- The regulations set out various matters related to registration on the Financial Service Providers Register (FSPR) under the FSPA such as outlining the information to be provided when applying for registration and specifying the information to be contained in the FSPR. These regulations substantially carry over the requirements from the 2010 regulations, however they require additional information to be included in the FSPR about the circumstances in which a financial service is being provided (for example, whether the provider will hold a licence to provide the service)
- The regulations also seek to address and prevent misuse of the FSPR by prescribing a threshold for registration for certain financial service providers and requiring providers in certain circumstances to include a warning that registration on the FSPR does not mean active regulation in New Zealand (for example, prescribing a warning statement that must be used on all advertisements, documents and communication where the provider does not have a place of business in New Zealand).
Financial Service Providers (Exemptions) Amendment Regulations 2020
Financial Service Providers (Exemptions) Amendment Regulations 2020 amends the Financial Service Providers (Exemptions) Regulations 2010 and comes into force on 15 March 2021.
The regulations provide various exemptions from the FSPA. The key change is the addition of the following exemptions:
- An exemption for financial service providers who do not have a place of business in New Zealand and who do not promote their services to persons in New Zealand. The exemption does not apply if the provider is required to be registered by an Act other than FSPA
- An exemption for Australian offerors in respect of offers made under the arrangements between Australia and New Zealand for the mutual recognition of securities offerings. Those arrangements allow certain offers made in New Zealand to comply with Australian law rather than New Zealand law.
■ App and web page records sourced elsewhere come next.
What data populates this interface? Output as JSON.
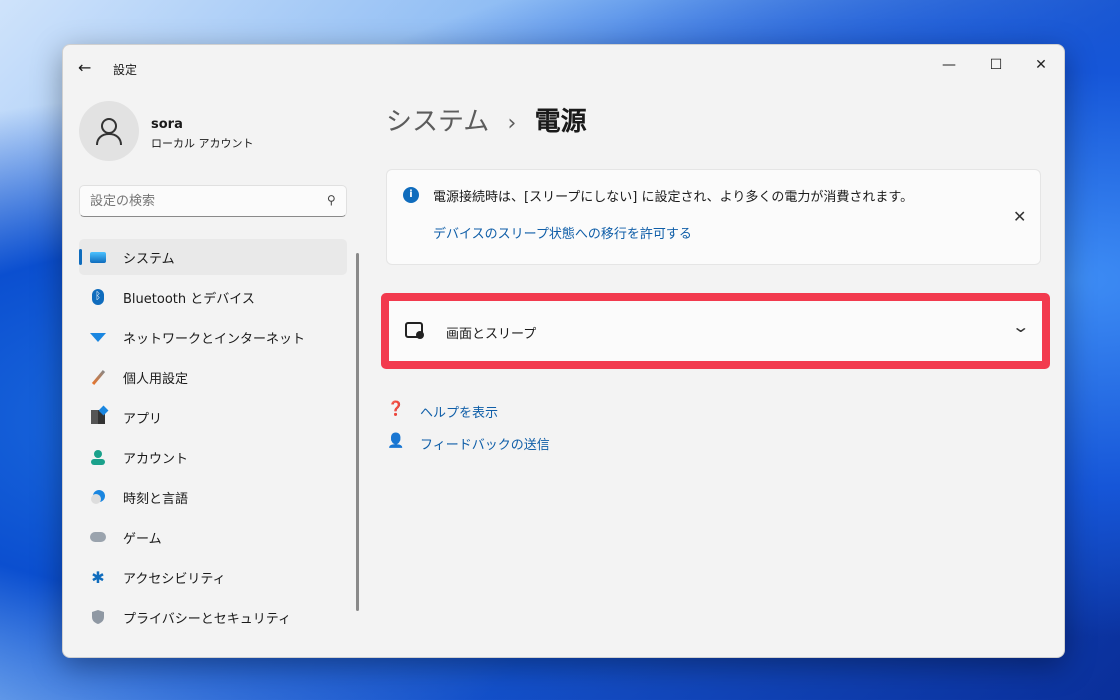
{
  "window": {
    "title": "設定",
    "back": "←",
    "minimize": "—",
    "maximize": "☐",
    "close": "✕"
  },
  "user": {
    "name": "sora",
    "type": "ローカル アカウント"
  },
  "search": {
    "placeholder": "設定の検索"
  },
  "sidebar": {
    "items": [
      {
        "label": "システム",
        "icon": "system-icon",
        "selected": true
      },
      {
        "label": "Bluetooth とデバイス",
        "icon": "bluetooth-icon"
      },
      {
        "label": "ネットワークとインターネット",
        "icon": "wifi-icon"
      },
      {
        "label": "個人用設定",
        "icon": "brush-icon"
      },
      {
        "label": "アプリ",
        "icon": "apps-icon"
      },
      {
        "label": "アカウント",
        "icon": "account-icon"
      },
      {
        "label": "時刻と言語",
        "icon": "clock-globe-icon"
      },
      {
        "label": "ゲーム",
        "icon": "gamepad-icon"
      },
      {
        "label": "アクセシビリティ",
        "icon": "accessibility-icon"
      },
      {
        "label": "プライバシーとセキュリティ",
        "icon": "shield-icon"
      }
    ]
  },
  "header": {
    "parent": "システム",
    "separator": "›",
    "current": "電源"
  },
  "info": {
    "message": "電源接続時は、[スリープにしない] に設定され、より多くの電力が消費されます。",
    "link": "デバイスのスリープ状態への移行を許可する"
  },
  "screen_sleep": {
    "label": "画面とスリープ"
  },
  "help": {
    "get_help": "ヘルプを表示",
    "feedback": "フィードバックの送信"
  },
  "colors": {
    "accent": "#0f6cbd",
    "highlight": "#f23a4e"
  }
}
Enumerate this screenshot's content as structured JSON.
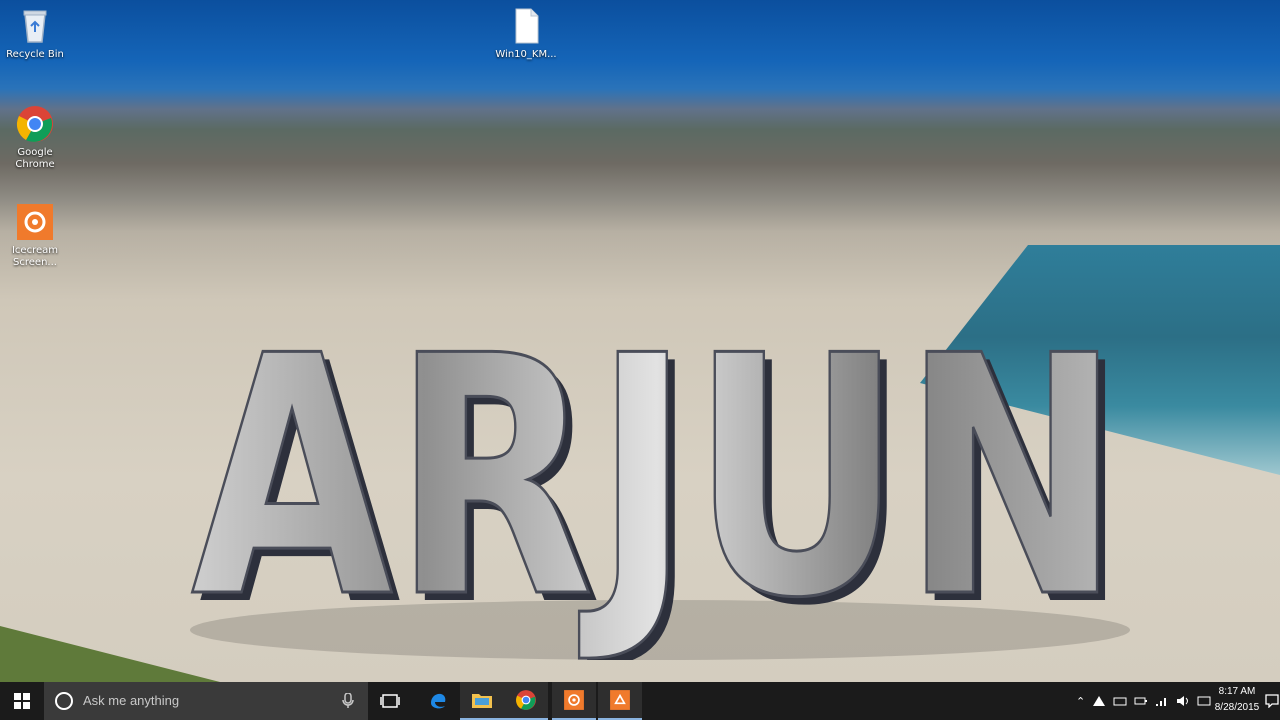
{
  "desktop": {
    "wallpaper_text": "ARJUN",
    "icons": [
      {
        "label": "Recycle Bin",
        "icon": "recycle-bin-icon"
      },
      {
        "label": "Win10_KM...",
        "icon": "file-icon"
      },
      {
        "label": "Google Chrome",
        "icon": "chrome-icon"
      },
      {
        "label": "Icecream Screen...",
        "icon": "icecream-icon"
      }
    ]
  },
  "taskbar": {
    "search_placeholder": "Ask me anything",
    "apps": [
      "task-view-icon",
      "edge-icon",
      "file-explorer-icon",
      "chrome-icon",
      "icecream-icon",
      "icecream-icon"
    ],
    "clock": {
      "time": "8:17 AM",
      "date": "8/28/2015"
    },
    "colors": {
      "background": "#1b1b1b",
      "search_bg": "#3a3a3a",
      "accent": "#8ab4e0"
    }
  }
}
The regulations also:
- Revoke an existing exemption for certain entities from the application of the FSPA. The existing exemption applies to body corporates that provide 'financial adviser services' or 'broking services' (as those terms are defined under FAA) and where there is only 1 financial adviser employed or engaged by the entity in providing those services. Under the new regime, such entities are required to register on the FSPR
- Amend an existing exemption for a member of an angel organisation in respect of financial advice services provided to other members of angel organisations, so now the exemption only applies if all members of the angel organisation to whom the advice is provided are wholesale clients.
Anti-Money Laundering and Countering Financing of Terrorism (Definitions) Amendment Regulations 2020
The Anti-Money Laundering and Countering Financing of Terrorism (Definitions) Amendment Regulations 2020 amend the Anti-Money Laundering and Countering Financing of Terrorism (Definitions) Regulations 2011 and come into force on 15 March 2021.
The regulations make minor updates to the 2011 regulations to update redundant terminology from the FAA. These regulations do not make substantive changes to AML obligations.
Financial Markets Authority (Levies) Amendment Regulations (No 2) 2020
The Financial Markets Authority (Levies) Amendment Regulations (No 2) 2020 regulations amend the Financial Markets Authority (Levies) Regulations 2012 and come into force on 15 March 2021.
These amendment regulations:
- Change the way levies are calculated for managers of registered schemes and providers of discretionary investment management services
- Add new levies for, amongst other things, 'financial advisers' and 'financial advice providers', and specify additional amounts based on the number of nominated representatives who act under the licence
- Set out the levies charged by the FMA in a schedule which comes into force on 15 March 2021 as well as subsequent updates to this schedule which come into force on 1 July 2021 and 1 July 2022.